WHAT TO WORK ON – Where an entry contains an image, leave the image out; restate everything else exactly.

INPUT DATA –
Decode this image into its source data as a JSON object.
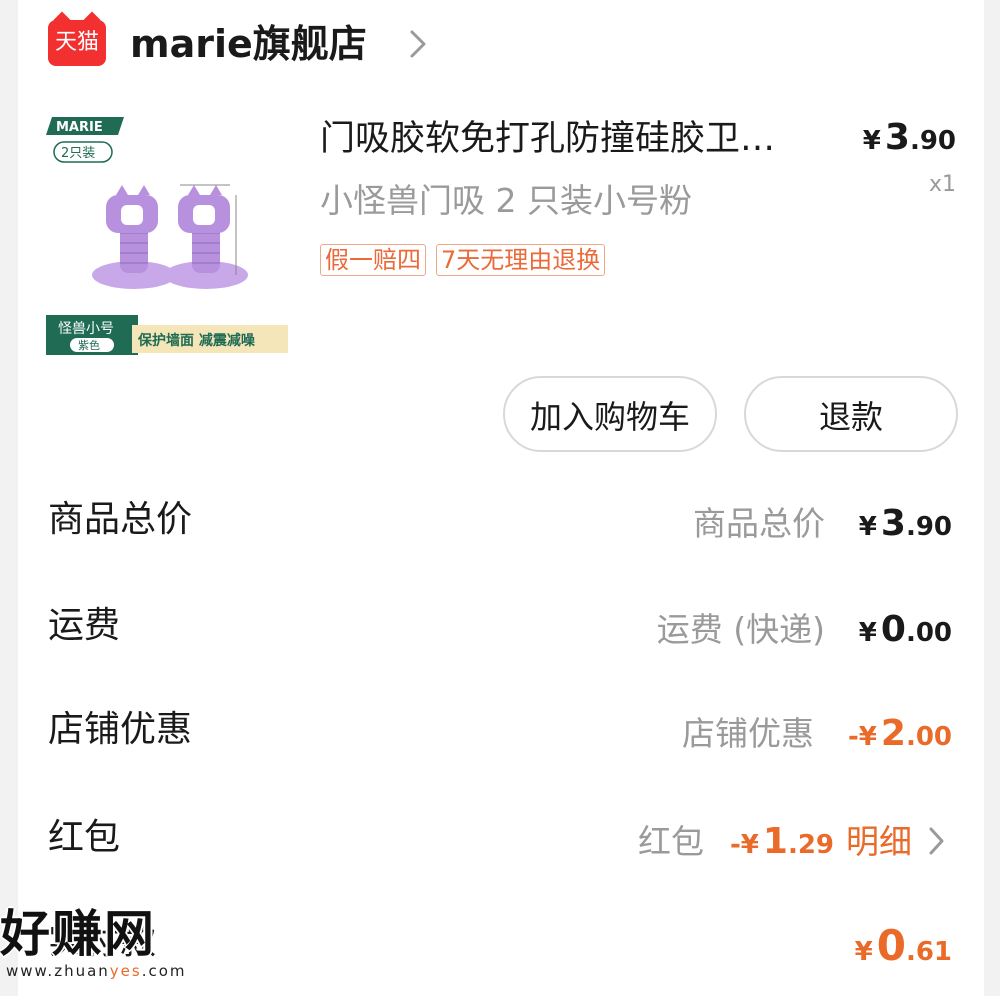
{
  "header": {
    "platform_logo_text": "天猫",
    "shop_name": "marie旗舰店"
  },
  "product": {
    "image_alt": "MARIE 2只装 门吸 怪兽小号 紫色 保护墙面 减震减噪",
    "image_texts": {
      "brand": "MARIE",
      "pack": "2只装",
      "model": "怪兽小号",
      "color": "紫色",
      "slogan": "保护墙面 减震减噪"
    },
    "title": "门吸胶软免打孔防撞硅胶卫…",
    "spec": "小怪兽门吸 2 只装小号粉",
    "price_currency": "¥",
    "price_int": "3",
    "price_dec": ".90",
    "quantity": "x1",
    "tags": [
      "假一赔四",
      "7天无理由退换"
    ]
  },
  "actions": {
    "add_to_cart": "加入购物车",
    "refund": "退款"
  },
  "summary": {
    "goods_total": {
      "label": "商品总价",
      "sub": "商品总价",
      "cur": "¥",
      "int": "3",
      "dec": ".90"
    },
    "shipping": {
      "label": "运费",
      "sub": "运费 (快递)",
      "cur": "¥",
      "int": "0",
      "dec": ".00"
    },
    "shop_discount": {
      "label": "店铺优惠",
      "sub": "店铺优惠",
      "cur": "-¥",
      "int": "2",
      "dec": ".00"
    },
    "red_packet": {
      "label": "红包",
      "sub": "红包",
      "cur": "-¥",
      "int": "1",
      "dec": ".29",
      "detail": "明细"
    },
    "paid": {
      "label": "实付款",
      "cur": "¥",
      "int": "0",
      "dec": ".61"
    }
  },
  "watermark": {
    "site_name": "好赚网",
    "url_prefix": "www.zhuan",
    "url_highlight": "yes",
    "url_suffix": ".com"
  },
  "colors": {
    "accent_orange": "#ea6a2a",
    "tmall_red": "#f23030",
    "muted_text": "#9a9a9a"
  }
}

PROBLEM SOLUTION –
Decode this image into its source data as a JSON object.
{
  "header": {
    "platform_logo_text": "天猫",
    "shop_name": "marie旗舰店"
  },
  "product": {
    "image_alt": "MARIE 2只装 门吸 怪兽小号 紫色 保护墙面 减震减噪",
    "image_texts": {
      "brand": "MARIE",
      "pack": "2只装",
      "model": "怪兽小号",
      "color": "紫色",
      "slogan": "保护墙面 减震减噪"
    },
    "title": "门吸胶软免打孔防撞硅胶卫…",
    "spec": "小怪兽门吸 2 只装小号粉",
    "price_currency": "¥",
    "price_int": "3",
    "price_dec": ".90",
    "quantity": "x1",
    "tags": [
      "假一赔四",
      "7天无理由退换"
    ]
  },
  "actions": {
    "add_to_cart": "加入购物车",
    "refund": "退款"
  },
  "summary": {
    "goods_total": {
      "label": "商品总价",
      "sub": "商品总价",
      "cur": "¥",
      "int": "3",
      "dec": ".90"
    },
    "shipping": {
      "label": "运费",
      "sub": "运费 (快递)",
      "cur": "¥",
      "int": "0",
      "dec": ".00"
    },
    "shop_discount": {
      "label": "店铺优惠",
      "sub": "店铺优惠",
      "cur": "-¥",
      "int": "2",
      "dec": ".00"
    },
    "red_packet": {
      "label": "红包",
      "sub": "红包",
      "cur": "-¥",
      "int": "1",
      "dec": ".29",
      "detail": "明细"
    },
    "paid": {
      "label": "实付款",
      "cur": "¥",
      "int": "0",
      "dec": ".61"
    }
  },
  "watermark": {
    "site_name": "好赚网",
    "url_prefix": "www.zhuan",
    "url_highlight": "yes",
    "url_suffix": ".com"
  },
  "colors": {
    "accent_orange": "#ea6a2a",
    "tmall_red": "#f23030",
    "muted_text": "#9a9a9a"
  }
}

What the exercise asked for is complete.